Making only minimal necessary payments
One may prevent late fees and penalties by paying only the minimum monthly amount, ensuring good standing. But continuing to do so for months can lead to payment delays and accrued interest, which in the long run can pile up. The best way to avoid this is to create a payment plan and manage monthly finances. This will allow one to make timely payments and avoid piling up on more payment obligations.

Ignoring introductory 0% APR offers
Some credit card issuers offer introductory 0% APR deals. An Annual Percentage Rate (APR) deal offers the cardholder no interest on new purchases or debt transfers for a predetermined period. Using this deal can help one to save significantly on bigger purchases. Since these deals are usually offered to new cardholders, one may miss out on excellent savings by simply being unaware of them. One can find out the start and end date of the initial 0% APR deal and its conditions before opting for it.

Missing a payment
FICO estimates that one’s credit card score dips by 17 to 83 points if one misses a payment for 30 days. Missing payments for 90 days or more can lead to one’s score decreasing by 27 to 133 points. Late payments add on the interest charge and significantly affect one’s credit score, which is detrimental to one’s financial standing in the long run. One way of dealing with this is to automate the regular monthly bills or set reminders a couple of days before the due date.

Carrying a balance
Carrying a small balance from month to month instead of paying everything off does not necessarily give one’s credit score a boost. Any revolving debt may accrue interest. To reduce the negative impact that high balances might have on one’s credit score, borrowers are advised to maintain their revolving debt below 30% of their available credit.

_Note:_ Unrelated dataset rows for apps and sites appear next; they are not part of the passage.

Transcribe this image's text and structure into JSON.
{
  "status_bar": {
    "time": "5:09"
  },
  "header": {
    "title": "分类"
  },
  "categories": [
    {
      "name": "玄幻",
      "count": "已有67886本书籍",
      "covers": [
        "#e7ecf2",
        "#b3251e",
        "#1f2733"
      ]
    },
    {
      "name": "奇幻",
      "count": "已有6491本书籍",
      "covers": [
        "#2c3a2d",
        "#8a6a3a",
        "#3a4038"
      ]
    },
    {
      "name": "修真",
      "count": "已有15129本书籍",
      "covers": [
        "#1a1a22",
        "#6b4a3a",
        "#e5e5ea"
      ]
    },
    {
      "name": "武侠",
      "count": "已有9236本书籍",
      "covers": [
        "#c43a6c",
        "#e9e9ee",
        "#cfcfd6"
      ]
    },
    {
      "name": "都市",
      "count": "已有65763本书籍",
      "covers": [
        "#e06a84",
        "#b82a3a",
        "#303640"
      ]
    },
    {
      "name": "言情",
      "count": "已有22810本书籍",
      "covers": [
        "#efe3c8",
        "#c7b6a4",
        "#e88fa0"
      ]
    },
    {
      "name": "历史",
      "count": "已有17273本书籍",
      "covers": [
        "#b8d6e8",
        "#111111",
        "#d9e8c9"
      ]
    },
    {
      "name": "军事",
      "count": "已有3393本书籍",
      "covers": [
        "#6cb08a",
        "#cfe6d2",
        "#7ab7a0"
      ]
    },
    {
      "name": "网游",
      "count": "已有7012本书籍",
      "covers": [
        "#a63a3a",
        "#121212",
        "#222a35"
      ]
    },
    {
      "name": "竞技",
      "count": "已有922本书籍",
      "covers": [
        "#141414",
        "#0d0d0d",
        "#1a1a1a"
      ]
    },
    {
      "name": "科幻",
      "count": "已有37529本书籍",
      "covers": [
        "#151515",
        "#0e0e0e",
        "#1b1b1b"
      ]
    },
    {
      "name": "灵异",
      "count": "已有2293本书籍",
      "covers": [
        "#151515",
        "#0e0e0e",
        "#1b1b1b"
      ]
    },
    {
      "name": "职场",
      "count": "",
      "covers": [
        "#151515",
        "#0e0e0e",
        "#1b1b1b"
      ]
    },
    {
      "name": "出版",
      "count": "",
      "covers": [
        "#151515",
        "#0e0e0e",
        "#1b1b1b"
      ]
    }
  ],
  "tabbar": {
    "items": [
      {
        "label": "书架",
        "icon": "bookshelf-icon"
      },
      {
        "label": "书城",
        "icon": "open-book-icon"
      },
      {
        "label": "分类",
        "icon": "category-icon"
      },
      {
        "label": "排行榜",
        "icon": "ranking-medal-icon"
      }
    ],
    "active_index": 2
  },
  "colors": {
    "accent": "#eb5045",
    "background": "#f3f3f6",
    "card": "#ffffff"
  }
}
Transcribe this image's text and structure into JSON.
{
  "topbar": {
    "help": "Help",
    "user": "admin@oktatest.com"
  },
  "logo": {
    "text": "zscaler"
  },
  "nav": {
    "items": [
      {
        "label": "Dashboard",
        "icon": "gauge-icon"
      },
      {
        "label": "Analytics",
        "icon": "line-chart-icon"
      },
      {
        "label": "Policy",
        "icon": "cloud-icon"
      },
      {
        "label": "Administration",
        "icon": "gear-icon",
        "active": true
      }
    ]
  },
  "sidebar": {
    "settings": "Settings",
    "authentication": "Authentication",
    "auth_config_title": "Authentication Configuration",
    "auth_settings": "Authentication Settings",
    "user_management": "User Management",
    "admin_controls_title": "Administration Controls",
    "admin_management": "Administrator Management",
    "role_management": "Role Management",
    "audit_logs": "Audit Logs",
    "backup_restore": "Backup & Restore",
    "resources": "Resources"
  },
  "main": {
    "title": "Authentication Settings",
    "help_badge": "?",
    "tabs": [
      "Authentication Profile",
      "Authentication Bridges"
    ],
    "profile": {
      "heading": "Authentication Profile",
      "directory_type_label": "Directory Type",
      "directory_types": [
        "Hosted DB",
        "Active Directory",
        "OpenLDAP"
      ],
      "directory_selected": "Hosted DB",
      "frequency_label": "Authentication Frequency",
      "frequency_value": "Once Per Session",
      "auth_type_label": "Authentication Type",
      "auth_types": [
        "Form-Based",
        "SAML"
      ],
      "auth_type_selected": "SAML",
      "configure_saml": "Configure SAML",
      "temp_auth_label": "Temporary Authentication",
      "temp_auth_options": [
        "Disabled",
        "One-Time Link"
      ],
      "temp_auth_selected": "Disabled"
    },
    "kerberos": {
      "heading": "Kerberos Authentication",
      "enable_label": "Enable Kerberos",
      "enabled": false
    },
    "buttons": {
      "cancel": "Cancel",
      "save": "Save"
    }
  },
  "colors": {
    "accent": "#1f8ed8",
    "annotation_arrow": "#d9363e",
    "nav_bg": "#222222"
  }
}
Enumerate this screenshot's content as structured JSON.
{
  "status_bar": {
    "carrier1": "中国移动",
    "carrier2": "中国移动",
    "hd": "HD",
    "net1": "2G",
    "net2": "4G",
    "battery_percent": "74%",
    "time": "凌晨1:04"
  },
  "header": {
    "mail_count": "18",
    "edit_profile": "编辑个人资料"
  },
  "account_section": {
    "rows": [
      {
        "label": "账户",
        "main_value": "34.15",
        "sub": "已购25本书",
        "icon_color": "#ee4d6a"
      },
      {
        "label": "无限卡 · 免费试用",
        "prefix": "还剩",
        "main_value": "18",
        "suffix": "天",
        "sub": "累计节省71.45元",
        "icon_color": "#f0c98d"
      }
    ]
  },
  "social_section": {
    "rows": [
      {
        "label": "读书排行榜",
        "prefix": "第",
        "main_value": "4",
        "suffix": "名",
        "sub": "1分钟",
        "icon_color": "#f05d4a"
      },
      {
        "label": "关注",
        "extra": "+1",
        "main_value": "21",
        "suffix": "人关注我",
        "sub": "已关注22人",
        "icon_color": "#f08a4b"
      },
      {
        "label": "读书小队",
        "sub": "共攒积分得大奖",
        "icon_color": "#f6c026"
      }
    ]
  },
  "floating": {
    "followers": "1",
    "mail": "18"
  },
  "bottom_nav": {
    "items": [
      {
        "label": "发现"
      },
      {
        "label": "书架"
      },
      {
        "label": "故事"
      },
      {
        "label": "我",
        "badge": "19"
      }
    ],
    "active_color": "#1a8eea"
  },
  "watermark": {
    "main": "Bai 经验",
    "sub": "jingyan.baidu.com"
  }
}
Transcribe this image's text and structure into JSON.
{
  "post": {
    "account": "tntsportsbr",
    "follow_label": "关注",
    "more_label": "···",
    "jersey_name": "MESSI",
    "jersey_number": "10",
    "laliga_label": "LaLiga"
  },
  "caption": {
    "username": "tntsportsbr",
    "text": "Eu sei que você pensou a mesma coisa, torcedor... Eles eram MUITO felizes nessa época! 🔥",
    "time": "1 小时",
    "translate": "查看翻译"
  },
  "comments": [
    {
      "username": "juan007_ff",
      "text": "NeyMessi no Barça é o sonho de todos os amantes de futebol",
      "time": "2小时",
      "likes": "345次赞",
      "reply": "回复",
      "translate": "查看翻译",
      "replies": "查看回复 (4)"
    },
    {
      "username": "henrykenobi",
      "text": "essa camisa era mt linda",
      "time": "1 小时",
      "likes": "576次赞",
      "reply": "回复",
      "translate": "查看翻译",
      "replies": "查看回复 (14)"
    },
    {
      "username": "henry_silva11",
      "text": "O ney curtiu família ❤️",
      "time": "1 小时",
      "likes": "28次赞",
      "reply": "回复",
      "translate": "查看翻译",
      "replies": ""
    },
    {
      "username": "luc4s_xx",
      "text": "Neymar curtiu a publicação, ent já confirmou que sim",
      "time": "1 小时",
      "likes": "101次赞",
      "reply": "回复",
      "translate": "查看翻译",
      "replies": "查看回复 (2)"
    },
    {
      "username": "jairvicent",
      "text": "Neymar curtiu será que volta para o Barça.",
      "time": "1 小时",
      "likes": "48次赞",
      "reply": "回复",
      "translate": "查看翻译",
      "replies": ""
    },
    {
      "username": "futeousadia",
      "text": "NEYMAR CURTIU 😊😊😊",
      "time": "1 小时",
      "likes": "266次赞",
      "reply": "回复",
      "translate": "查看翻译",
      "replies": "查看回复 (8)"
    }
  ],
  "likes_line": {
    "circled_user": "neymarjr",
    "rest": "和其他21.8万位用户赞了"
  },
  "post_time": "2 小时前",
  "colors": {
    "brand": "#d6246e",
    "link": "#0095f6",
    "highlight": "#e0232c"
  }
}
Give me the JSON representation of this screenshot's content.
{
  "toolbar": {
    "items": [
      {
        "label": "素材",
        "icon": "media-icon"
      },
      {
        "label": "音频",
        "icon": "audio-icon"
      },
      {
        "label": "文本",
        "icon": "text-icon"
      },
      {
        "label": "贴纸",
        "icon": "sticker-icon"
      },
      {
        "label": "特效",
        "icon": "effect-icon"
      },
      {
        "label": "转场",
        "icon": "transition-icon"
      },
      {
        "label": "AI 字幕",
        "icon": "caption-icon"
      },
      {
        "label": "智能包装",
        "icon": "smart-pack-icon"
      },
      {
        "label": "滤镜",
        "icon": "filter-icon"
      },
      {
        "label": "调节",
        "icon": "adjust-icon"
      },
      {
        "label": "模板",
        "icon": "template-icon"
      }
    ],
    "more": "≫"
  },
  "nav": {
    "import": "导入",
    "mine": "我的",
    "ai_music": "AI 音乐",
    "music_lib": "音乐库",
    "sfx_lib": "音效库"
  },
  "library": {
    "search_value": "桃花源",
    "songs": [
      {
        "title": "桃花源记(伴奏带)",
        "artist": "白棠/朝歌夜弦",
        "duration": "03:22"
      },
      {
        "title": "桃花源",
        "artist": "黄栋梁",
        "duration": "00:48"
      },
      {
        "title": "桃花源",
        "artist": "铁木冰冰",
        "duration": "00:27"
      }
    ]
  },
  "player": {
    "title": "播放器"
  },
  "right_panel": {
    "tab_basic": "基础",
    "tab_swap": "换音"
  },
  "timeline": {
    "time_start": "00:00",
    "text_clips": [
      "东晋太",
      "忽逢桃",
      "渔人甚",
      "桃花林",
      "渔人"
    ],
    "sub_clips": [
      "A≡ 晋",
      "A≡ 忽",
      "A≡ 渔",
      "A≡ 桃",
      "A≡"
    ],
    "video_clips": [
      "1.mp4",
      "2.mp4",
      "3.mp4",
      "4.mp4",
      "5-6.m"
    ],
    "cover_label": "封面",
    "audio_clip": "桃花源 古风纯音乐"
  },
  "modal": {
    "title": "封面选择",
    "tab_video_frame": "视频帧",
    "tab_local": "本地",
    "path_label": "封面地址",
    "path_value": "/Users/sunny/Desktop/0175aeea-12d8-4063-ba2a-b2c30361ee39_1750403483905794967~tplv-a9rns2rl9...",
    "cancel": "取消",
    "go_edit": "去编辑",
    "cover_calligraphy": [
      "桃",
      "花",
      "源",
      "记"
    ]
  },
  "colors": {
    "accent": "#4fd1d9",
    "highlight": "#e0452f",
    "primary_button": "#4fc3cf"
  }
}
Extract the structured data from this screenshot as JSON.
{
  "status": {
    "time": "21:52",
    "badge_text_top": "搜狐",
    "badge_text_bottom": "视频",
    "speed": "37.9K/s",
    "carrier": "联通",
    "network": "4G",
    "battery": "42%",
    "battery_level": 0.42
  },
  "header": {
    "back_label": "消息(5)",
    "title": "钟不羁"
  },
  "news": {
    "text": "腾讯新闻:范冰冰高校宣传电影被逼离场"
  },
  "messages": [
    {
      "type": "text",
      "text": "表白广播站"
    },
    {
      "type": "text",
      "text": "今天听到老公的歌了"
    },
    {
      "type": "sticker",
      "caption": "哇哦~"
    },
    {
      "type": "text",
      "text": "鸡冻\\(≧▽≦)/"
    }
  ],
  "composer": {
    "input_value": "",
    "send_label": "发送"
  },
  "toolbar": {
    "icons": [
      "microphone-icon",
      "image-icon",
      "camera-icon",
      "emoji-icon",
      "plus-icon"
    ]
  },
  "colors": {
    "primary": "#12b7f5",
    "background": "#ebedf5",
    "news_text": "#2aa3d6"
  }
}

Taking cash advances
A cash advance is a cash withdrawal from one’s credit card account. Borrowing money from one’s credit card comes with fees and withdrawal restrictions. While this is a useful credit card feature in emergencies, it’s best to avoid cash advances for ordinary purchases. Unlike credit on one’s card, cash advances accrue interest right after withdrawal. So, in addition to the hefty interest, one is also likely to pay a withdrawal charge or fees. Overall, cash advances are costly affairs. One can instead consider a personal loan, borrowing from family or friends, collateral loan, or salary advance.

Applying for too many credit cards too quickly
Each time one applies for a new credit card, one faces a hard inquiry into one’s credit history. Lenders who see multiple credit card requests can view a cardholder as risky and deny future applications. It’s best to keep a gap of at least six months before applying for a new credit card.

Adding on to the late fees
If one expects a late payment, one’s advised to contact the credit card company immediately. The Consumer Financial Protection Bureau recently stated that a late fee might cost up to $30 the first time and up to $41 afterward. Sometimes, the financial institution may alter one’s due date or offer financial hardship programs. Opting for a debt management plan can eliminate fees or reduce interest rates for a short while.

Maxing out the credit card
Using up all of the allotted credit can lower one’s credit score. The credit rate is influenced by the credit usage rate, which is the number of times one uses a credit card. One can contact the issuer and get a credit boost if one routinely maxes out the credit limit but has no defaulting history.

Closing a credit card
The average credit history of a cardholder is impacted when one closes a credit card. Closing the oldest card can drop one’s credit age by the number of years between the oldest and the second oldest card. That said, one can close a credit card under some valid circumstances. For example, if one sees that the card’s advantages don’t justify the annual fees of a credit card, it’s best to forgo the card and opt for a more beneficial one.